U.S. Secretary of State Michael Pompeo expressed his concern about Turkey’s actions in the Eastern Mediterranean after a meeting in Nicosia on Saturday with Cypriot President Nicos Anastasiades.
“We remain deeply concerned about Turkey’s ongoing operations searching for natural resources in areas over which Greece and Cyprus assert jurisdiction in the Eastern Mediterranean,” Pompeo stated.
The top American diplomat stressed that the relationship between Washington and Nicosia “has never been better” and noted his decision on September 1 to temporarily waive export controls on direct commercial sales of non-lethal defense articles and services to Cyprus.
Fantastic to see Cyprus President Anastasiades today in Nicosia. The Republic of Cyprus is a key partner in the Eastern Mediterranean and we are committed to deepening our bilateral relationship. pic.twitter.com/vPlO3JVVWZ
— Secretary Pompeo (@SecPompeo) September 12, 2020
“Countries in the region need to resolve disagreements – including on security and energy, resource and maritime issues – diplomatically and peacefully,” Pompeo said and added:
“Regional cooperation is absolutely necessary for durable energy security, the creation of new markets, and economic prosperity in the Eastern Mediterranean.
“We remain deeply concerned by Turkey’s ongoing operations surveying for natural resources in areas over which Greece and Cyprus assert jurisdiction in the Eastern Mediterranean. The Republic of Cyprus has the right to exploit its natural resources, including the right to hydrocarbons found in its territorial sea and its economic – exclusive economic zone.
“We also believe that the resources of Cyprus should be shared equitably among the Greek Cypriots and Turkish Cypriots communities.

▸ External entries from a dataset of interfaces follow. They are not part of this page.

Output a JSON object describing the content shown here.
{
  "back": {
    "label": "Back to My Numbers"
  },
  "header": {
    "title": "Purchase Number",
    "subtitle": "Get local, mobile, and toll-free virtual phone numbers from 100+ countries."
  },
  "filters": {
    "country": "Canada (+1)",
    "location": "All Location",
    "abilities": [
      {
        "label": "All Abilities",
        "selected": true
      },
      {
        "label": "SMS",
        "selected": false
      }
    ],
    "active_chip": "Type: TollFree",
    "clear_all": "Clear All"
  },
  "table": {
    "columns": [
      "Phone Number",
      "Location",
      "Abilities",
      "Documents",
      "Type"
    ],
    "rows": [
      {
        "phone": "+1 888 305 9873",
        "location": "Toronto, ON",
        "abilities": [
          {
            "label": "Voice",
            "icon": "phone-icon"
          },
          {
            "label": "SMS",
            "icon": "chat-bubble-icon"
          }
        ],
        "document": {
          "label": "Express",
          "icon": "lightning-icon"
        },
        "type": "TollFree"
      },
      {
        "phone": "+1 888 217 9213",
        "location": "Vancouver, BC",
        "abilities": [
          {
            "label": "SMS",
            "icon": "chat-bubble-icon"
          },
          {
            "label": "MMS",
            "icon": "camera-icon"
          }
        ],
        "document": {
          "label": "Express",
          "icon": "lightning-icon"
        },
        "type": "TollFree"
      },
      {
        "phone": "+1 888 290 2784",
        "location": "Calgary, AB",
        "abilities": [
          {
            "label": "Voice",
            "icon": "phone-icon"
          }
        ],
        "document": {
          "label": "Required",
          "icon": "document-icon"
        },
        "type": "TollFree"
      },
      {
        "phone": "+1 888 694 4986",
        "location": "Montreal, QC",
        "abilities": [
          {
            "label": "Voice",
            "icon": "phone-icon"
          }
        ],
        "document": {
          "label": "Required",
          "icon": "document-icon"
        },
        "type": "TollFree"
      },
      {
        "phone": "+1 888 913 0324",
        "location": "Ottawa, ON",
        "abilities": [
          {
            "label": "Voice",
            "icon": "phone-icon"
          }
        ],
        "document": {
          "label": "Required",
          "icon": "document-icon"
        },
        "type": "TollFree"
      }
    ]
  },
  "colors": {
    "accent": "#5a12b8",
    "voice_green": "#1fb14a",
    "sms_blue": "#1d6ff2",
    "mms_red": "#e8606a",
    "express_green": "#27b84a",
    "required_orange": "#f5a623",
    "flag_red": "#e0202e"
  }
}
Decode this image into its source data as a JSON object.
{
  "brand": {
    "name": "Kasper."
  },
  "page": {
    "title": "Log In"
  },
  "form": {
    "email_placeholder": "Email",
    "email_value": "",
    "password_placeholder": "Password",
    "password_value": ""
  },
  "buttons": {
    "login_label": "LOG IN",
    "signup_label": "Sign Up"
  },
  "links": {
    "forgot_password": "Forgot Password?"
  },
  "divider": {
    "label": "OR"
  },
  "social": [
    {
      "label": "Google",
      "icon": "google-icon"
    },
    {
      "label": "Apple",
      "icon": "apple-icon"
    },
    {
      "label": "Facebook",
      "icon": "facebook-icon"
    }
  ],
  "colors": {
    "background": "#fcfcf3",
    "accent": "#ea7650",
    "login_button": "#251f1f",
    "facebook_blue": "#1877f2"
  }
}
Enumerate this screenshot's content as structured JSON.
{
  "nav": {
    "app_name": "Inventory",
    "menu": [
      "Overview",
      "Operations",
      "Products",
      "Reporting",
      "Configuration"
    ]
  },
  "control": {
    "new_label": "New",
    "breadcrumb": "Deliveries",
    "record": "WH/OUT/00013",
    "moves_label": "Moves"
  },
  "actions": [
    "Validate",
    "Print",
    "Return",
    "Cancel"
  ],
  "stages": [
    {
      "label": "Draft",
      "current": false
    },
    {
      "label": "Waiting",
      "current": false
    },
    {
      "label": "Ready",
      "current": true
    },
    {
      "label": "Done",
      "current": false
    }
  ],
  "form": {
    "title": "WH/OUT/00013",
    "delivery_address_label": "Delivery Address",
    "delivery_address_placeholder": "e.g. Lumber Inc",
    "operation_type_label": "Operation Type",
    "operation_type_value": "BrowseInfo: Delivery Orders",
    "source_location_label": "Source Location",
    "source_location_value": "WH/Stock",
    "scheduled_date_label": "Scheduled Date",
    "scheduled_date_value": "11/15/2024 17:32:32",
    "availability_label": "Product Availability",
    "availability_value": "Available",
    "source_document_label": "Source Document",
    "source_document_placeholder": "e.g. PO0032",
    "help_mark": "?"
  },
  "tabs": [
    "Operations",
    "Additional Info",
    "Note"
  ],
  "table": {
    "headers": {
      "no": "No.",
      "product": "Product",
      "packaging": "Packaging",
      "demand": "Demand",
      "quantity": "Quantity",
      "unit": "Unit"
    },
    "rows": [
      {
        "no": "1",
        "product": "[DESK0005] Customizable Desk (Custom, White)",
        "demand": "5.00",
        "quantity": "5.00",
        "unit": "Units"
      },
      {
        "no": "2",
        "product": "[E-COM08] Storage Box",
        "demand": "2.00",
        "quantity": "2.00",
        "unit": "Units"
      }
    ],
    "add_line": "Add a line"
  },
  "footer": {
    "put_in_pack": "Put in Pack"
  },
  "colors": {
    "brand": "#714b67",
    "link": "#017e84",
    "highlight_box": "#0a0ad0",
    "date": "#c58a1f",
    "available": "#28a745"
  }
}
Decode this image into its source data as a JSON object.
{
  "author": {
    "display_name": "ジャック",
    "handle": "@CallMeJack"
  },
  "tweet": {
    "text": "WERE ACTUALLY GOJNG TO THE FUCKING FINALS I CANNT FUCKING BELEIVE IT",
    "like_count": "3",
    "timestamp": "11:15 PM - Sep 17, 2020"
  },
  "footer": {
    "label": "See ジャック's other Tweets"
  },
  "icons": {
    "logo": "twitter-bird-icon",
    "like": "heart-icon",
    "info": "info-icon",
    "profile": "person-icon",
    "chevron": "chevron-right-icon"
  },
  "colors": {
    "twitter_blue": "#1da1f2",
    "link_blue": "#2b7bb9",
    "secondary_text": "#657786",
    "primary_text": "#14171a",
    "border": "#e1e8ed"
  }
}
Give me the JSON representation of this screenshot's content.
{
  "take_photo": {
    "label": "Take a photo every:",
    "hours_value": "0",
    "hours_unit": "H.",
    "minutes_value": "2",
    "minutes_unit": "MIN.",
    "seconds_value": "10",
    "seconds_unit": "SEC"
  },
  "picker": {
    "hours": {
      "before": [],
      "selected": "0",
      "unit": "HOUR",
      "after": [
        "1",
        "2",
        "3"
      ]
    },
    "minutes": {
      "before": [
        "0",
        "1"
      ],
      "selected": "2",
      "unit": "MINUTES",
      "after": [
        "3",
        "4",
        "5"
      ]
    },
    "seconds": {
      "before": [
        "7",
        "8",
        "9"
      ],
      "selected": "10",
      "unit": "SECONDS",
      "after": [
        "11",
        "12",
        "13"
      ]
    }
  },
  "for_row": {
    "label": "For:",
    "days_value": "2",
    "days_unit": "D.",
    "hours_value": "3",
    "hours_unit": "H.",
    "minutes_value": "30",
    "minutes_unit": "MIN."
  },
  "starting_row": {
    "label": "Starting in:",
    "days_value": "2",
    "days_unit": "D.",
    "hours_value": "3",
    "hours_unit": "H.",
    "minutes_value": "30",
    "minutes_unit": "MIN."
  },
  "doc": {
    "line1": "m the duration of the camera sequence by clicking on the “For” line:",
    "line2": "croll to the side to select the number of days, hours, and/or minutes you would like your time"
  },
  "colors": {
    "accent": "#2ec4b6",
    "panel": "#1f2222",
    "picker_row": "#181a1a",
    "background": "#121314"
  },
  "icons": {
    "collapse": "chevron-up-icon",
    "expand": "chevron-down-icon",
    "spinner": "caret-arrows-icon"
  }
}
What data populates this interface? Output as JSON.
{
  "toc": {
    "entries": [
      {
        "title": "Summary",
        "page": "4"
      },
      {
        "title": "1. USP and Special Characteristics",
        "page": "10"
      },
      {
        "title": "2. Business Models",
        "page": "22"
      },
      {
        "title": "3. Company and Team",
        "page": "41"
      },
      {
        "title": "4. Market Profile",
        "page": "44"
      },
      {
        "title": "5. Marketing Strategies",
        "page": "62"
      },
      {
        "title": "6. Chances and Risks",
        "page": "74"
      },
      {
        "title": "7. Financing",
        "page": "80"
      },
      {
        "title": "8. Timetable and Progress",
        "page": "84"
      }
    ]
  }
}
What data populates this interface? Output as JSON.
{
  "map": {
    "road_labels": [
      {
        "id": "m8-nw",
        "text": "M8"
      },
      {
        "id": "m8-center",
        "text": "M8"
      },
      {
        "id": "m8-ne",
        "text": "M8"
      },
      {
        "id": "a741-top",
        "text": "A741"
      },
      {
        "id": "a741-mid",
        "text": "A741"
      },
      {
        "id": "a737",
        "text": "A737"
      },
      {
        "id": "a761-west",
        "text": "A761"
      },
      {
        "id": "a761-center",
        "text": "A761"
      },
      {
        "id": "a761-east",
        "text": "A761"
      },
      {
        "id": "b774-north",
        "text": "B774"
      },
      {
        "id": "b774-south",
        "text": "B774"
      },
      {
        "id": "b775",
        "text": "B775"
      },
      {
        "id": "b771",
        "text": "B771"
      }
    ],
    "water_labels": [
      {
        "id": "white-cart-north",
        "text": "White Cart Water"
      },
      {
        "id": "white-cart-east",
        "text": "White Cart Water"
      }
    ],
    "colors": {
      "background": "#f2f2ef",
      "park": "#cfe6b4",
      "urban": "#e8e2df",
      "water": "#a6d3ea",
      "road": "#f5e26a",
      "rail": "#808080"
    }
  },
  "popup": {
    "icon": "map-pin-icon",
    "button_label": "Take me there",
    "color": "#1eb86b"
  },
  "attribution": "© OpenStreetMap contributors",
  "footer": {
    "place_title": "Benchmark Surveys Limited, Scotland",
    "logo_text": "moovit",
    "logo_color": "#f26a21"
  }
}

Pompeo also announced that the US and Cyprus signed an agreement to create a new training center to be funded by the United States and built on Cyprus.
It will provide expertise for the rest of the region on border security and nonproliferation and will be known as the Cyprus Center for Land, Open-seas, and Port Security, or CYCLOPS.